To Pay or Not to Pay

It's tax time. Let's celebrate with a bit of revisionist literary history. William Shakespeare was a tax protestor. Think about the message hidden in the titles of several of his plays:

"A Midsummer Night’s Dream" is about a man who hopes soon to repay the money he borrowed to meet his tax bill. "Winter’s Tale" follows him through months of overtime work as he struggles to save money for his old age. In "Love’s Labor’s Lost" he confronts the ugly reality that his savings will go to the IRS. "A Comedy of Errors" depicts his travails with Form 1040 and its many schedules.
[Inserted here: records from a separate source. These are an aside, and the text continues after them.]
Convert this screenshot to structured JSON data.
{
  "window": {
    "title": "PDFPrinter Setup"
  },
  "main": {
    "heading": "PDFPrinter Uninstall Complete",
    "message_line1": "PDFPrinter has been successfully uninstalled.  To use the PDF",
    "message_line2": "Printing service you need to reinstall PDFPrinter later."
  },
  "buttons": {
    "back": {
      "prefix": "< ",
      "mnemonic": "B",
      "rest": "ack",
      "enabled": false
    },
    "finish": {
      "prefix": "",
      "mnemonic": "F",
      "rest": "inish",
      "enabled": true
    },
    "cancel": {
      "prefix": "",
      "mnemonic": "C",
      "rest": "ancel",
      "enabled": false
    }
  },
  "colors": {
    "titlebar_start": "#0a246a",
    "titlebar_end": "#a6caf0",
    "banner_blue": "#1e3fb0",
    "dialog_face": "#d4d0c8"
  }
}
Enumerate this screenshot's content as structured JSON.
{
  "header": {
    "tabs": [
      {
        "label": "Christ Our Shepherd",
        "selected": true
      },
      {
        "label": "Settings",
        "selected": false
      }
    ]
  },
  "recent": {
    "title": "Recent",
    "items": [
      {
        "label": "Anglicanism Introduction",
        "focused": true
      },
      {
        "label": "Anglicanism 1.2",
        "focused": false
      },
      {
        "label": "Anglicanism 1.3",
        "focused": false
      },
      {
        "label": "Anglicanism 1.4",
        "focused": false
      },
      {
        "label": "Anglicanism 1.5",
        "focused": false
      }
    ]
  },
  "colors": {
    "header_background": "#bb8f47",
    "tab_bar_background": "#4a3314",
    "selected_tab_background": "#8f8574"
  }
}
In "Much Ado About Nothing" he discovers, alas, that he owes the IRS even more than he had feared. Stunned by the discovery, he decides in "Twelfth Night" (April 12) not to file a tax return and tears it into tiny pieces. He reconsiders, and "The Tempest" recounts his struggle to complete a new return by April 15. "As You Like It" celebrates his triumphal march to the Post Office on April 15, armed with a return that shows him even with the IRS. "All’s Well That Ends Well" is a fantasy in which the IRS finds no fault with our hero’s return.
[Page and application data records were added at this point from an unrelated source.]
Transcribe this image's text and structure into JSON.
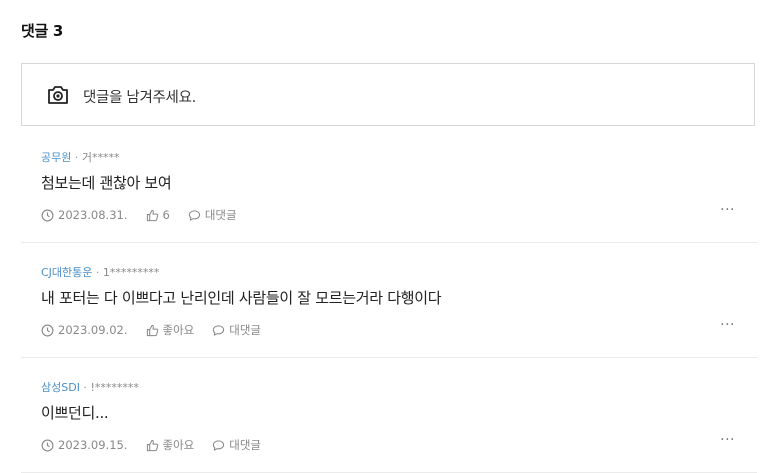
{
  "header": {
    "title": "댓글 3"
  },
  "composer": {
    "placeholder": "댓글을 남겨주세요."
  },
  "comments": [
    {
      "author": "공무원",
      "separator": " · ",
      "masked_id": "거*****",
      "text": "첨보는데 괜찮아 보여",
      "date": "2023.08.31.",
      "like_label": "6",
      "reply_label": "대댓글",
      "more": "···"
    },
    {
      "author": "CJ대한통운",
      "separator": " · ",
      "masked_id": "1*********",
      "text": "내 포터는 다 이쁘다고 난리인데 사람들이 잘 모르는거라 다행이다",
      "date": "2023.09.02.",
      "like_label": "좋아요",
      "reply_label": "대댓글",
      "more": "···"
    },
    {
      "author": "삼성SDI",
      "separator": " · ",
      "masked_id": "!********",
      "text": "이쁘던디...",
      "date": "2023.09.15.",
      "like_label": "좋아요",
      "reply_label": "대댓글",
      "more": "···"
    }
  ],
  "icons": {
    "composer": "camera-icon",
    "date": "clock-icon",
    "like": "thumbs-up-icon",
    "reply": "speech-bubble-icon",
    "more": "more-icon"
  },
  "colors": {
    "author": "#4a90c8",
    "border": "#d6d6d6",
    "muted": "#888888"
  }
}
Then there is the real text of Hamlet’s soliloquy:

To file or not to file -- that is the question;
Whether ‘tis nobler in the pocketbook to suffer
The slings and arrows of outrageous taxes,
Or to take arms against a sea of instructions
And by ignoring evade them. To file -- to pay --
No more; and by not paying to say we end
The headache and the thousand-dollar debts
That Uncle Sam is heir to -- ‘tis a consummation
Devoutly to be wish’d. To run -- to hide --
To hide! Perchance in Bimini! Ay there’s the spot;
For in that sunny isle what dreams may come
When we have eluded the revenue agent
Must give us pause; there’s the reality
That makes mockery of such simple plans;
For who would bear the heat and hard bunks of Leavenworth;
The cell-block bully’s fist, the guard’s glare
The bagginess of prison garb, the sad children’s tears,
The righteousness of neighbors, and the spurns
That the gray-faced ex-con takes
When he himself might his quietus make
With a simple check? Who would these taxes bear,
To grunt and sweat under a glaring desk lamp,
But that the dread of something after April 15,
The uncelebrated penitentiary from whose walls
No inmate leaves, without parole,
And makes us rather bear those taxes we must
Than fly to Bimini or other exotic places?
Thus conscience does make taxpayers of us all....